#### WHAT IS NEEDED
Wherever a line below holds the word "icon", copy that line.

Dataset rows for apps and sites
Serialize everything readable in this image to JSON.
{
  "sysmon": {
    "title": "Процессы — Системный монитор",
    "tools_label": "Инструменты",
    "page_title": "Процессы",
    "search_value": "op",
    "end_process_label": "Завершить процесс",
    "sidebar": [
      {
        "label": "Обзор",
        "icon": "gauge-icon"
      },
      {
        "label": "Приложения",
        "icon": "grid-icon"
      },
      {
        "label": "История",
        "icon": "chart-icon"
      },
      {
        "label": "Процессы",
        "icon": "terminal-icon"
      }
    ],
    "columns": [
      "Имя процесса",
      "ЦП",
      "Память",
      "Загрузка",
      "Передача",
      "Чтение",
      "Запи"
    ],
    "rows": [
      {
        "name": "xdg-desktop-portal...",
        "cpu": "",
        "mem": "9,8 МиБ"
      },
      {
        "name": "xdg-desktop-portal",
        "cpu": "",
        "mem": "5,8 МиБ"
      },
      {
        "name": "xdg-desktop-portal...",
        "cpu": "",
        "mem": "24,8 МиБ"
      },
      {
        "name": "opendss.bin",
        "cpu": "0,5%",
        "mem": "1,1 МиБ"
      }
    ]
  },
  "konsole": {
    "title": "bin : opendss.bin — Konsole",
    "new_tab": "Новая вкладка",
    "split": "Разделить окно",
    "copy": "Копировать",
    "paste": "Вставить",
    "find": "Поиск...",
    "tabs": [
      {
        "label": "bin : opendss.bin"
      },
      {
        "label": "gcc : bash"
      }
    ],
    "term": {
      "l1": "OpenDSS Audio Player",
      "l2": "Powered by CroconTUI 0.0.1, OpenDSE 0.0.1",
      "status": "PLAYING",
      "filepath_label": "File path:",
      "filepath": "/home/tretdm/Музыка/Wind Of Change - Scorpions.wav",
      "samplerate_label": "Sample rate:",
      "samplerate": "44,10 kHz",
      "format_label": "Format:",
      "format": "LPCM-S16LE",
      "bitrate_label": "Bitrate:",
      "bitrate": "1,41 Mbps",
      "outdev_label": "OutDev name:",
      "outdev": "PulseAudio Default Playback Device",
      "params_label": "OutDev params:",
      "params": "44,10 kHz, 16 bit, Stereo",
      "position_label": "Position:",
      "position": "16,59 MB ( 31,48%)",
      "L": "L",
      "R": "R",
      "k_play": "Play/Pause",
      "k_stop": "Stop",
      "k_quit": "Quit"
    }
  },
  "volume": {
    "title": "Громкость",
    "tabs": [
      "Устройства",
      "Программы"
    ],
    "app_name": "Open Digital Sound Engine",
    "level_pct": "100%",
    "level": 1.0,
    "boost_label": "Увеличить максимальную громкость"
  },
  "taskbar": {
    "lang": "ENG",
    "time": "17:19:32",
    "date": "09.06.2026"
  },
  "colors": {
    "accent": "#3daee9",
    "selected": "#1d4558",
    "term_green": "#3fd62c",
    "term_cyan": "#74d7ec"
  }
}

#### EXERCISE ANSWER
        "icon": "gauge-icon"
        "icon": "grid-icon"
        "icon": "chart-icon"
        "icon": "terminal-icon"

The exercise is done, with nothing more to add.